Stroke First Aid: How to Help Someone with A Suspected Stroke
A stroke is a medical emergency that occurs when there is a sudden disruption of blood flow to the brain, leading to brain cell damage. Prompt action is crucial in treating a person experiencing a stroke since timely intervention can minimise potential long-term effects and even save lives.
Recognising the Signs of a Stroke
Time is of the essence when dealing with a stroke. Recognising the symptoms quickly can significantly impact the outcome. The most common signs of a stroke can be remembered using the acronym FAST:
F: Face Drooping
Ask the person to smile, and check if one side of their face droops or appears uneven.
A: Arm Weakness
Ask the person to raise both arms. If one arm drifts downward or is noticeably weaker, it could be a sign of a stroke.
S: Speech Difficulty
Listen for slurred or incomprehensible speech when the person tries to repeat a simple sentence.
T: Time to Call Emergency Services
If any of the above signs are present, call emergency services immediately. Note the time when the symptoms began, as this information is crucial for healthcare professionals.
Stay Calm and Reassure the Person
It is essential to remain calm and reassuring when assisting someone who may be having a stroke. Reassure them that help is on the way and stay by their side until medical professionals arrive.
Do Not Give the Person Anything to Eat or Drink
In the case of a stroke, swallowing ability may be affected, and giving food or drink can lead to choking. It is best to avoid any oral intake until medical professionals assess the situation.
Position the Person Correctly
If the individual is conscious and able to breathe comfortably, help them lie down on their side with their head slightly elevated. This position reduces the risk of choking and aspiration.
Remove Tight Clothing and Obstructions
Loosen any tight clothing around the neck and remove any items that might restrict breathing, such as scarves or neckties.
Seek Medical Attention Immediately

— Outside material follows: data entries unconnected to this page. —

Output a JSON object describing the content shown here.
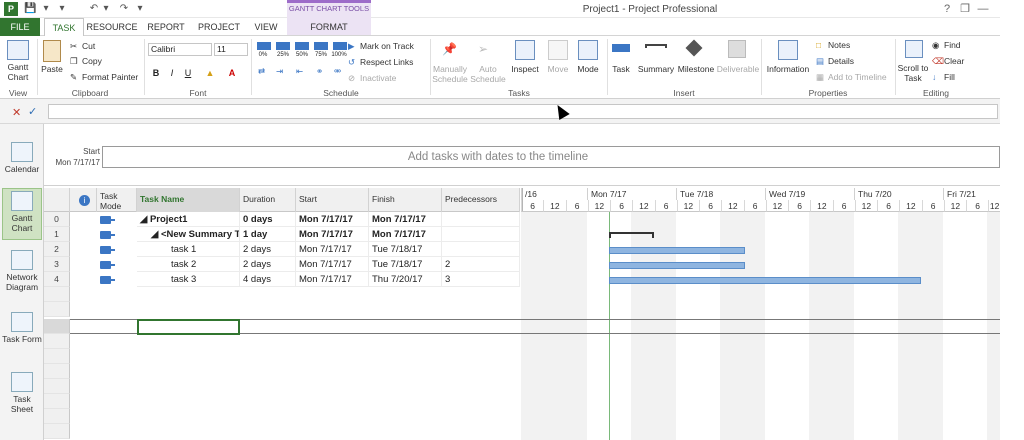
{
  "window": {
    "title": "Project1 - Project Professional",
    "app_badge": "P",
    "qat": [
      "save-icon",
      "undo-icon",
      "redo-icon",
      "dropdown-icon"
    ]
  },
  "tabs": {
    "file": "FILE",
    "task": "TASK",
    "resource": "RESOURCE",
    "report": "REPORT",
    "project": "PROJECT",
    "view": "VIEW",
    "context_group": "GANTT CHART TOOLS",
    "format": "FORMAT"
  },
  "ribbon": {
    "view_group": {
      "label": "View",
      "gantt_chart": "Gantt Chart"
    },
    "clipboard": {
      "label": "Clipboard",
      "paste": "Paste",
      "cut": "Cut",
      "copy": "Copy",
      "format_painter": "Format Painter"
    },
    "font": {
      "label": "Font",
      "family": "Calibri",
      "size": "11",
      "bold": "B",
      "italic": "I",
      "underline": "U"
    },
    "schedule": {
      "label": "Schedule",
      "pct": [
        "0%",
        "25%",
        "50%",
        "75%",
        "100%"
      ],
      "mark_on_track": "Mark on Track",
      "respect_links": "Respect Links",
      "inactivate": "Inactivate"
    },
    "tasks": {
      "label": "Tasks",
      "manually": "Manually Schedule",
      "auto": "Auto Schedule",
      "inspect": "Inspect",
      "move": "Move",
      "mode": "Mode"
    },
    "insert": {
      "label": "Insert",
      "task": "Task",
      "summary": "Summary",
      "milestone": "Milestone",
      "deliverable": "Deliverable"
    },
    "properties": {
      "label": "Properties",
      "information": "Information",
      "notes": "Notes",
      "details": "Details",
      "add_to_timeline": "Add to Timeline"
    },
    "editing": {
      "label": "Editing",
      "scroll_to_task": "Scroll to Task",
      "find": "Find",
      "clear": "Clear",
      "fill": "Fill"
    }
  },
  "viewbar": [
    {
      "label": "Calendar"
    },
    {
      "label": "Gantt Chart"
    },
    {
      "label": "Network Diagram"
    },
    {
      "label": "Task Form"
    },
    {
      "label": "Task Sheet"
    }
  ],
  "timeline": {
    "start_label": "Start",
    "start_date": "Mon 7/17/17",
    "placeholder": "Add tasks with dates to the timeline"
  },
  "grid": {
    "columns": [
      "Task Mode",
      "Task Name",
      "Duration",
      "Start",
      "Finish",
      "Predecessors"
    ],
    "rows": [
      {
        "id": "0",
        "name": "Project1",
        "duration": "0 days",
        "start": "Mon 7/17/17",
        "finish": "Mon 7/17/17",
        "pred": ""
      },
      {
        "id": "1",
        "name": "<New Summary Ta",
        "duration": "1 day",
        "start": "Mon 7/17/17",
        "finish": "Mon 7/17/17",
        "pred": ""
      },
      {
        "id": "2",
        "name": "task 1",
        "duration": "2 days",
        "start": "Mon 7/17/17",
        "finish": "Tue 7/18/17",
        "pred": ""
      },
      {
        "id": "3",
        "name": "task 2",
        "duration": "2 days",
        "start": "Mon 7/17/17",
        "finish": "Tue 7/18/17",
        "pred": "2"
      },
      {
        "id": "4",
        "name": "task 3",
        "duration": "4 days",
        "start": "Mon 7/17/17",
        "finish": "Thu 7/20/17",
        "pred": "3"
      }
    ]
  },
  "gantt": {
    "days": [
      "/16",
      "Mon 7/17",
      "Tue 7/18",
      "Wed 7/19",
      "Thu 7/20",
      "Fri 7/21"
    ],
    "hours": [
      "6",
      "12",
      "6",
      "12",
      "6",
      "12",
      "6",
      "12",
      "6",
      "12",
      "6",
      "12",
      "6",
      "12",
      "6",
      "12",
      "6",
      "12",
      "6",
      "12",
      "6",
      "12"
    ]
  }
}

Strokes require immediate medical intervention. Call emergency services or the appropriate emergency number in your region as soon as you suspect someone is having a stroke. Early treatment can prevent further brain damage and increase the likelihood of a successful recovery.
Recognising the signs of a stroke and providing swift treatment is critical for the well-being of the affected individual. The acronym FAST serves as a helpful tool to remember the warning signs – Face Drooping, Arm Weakness, Speech Difficulty, and Time to call emergency services. By acting promptly, seeking medical attention, and offering reassurance, you can play a vital role in helping someone experiencing a stroke receive the urgent care they need, potentially saving their life and improving their chances of a successful recovery.
For more information, please contact:
Hospital: Ethekwini Hospital and Heart Centre
Telephone: +27 31 581 2366
The lenmed Group is a world-class chain of Private Hospitals that brings quality healthcare to communities across Southern Africa.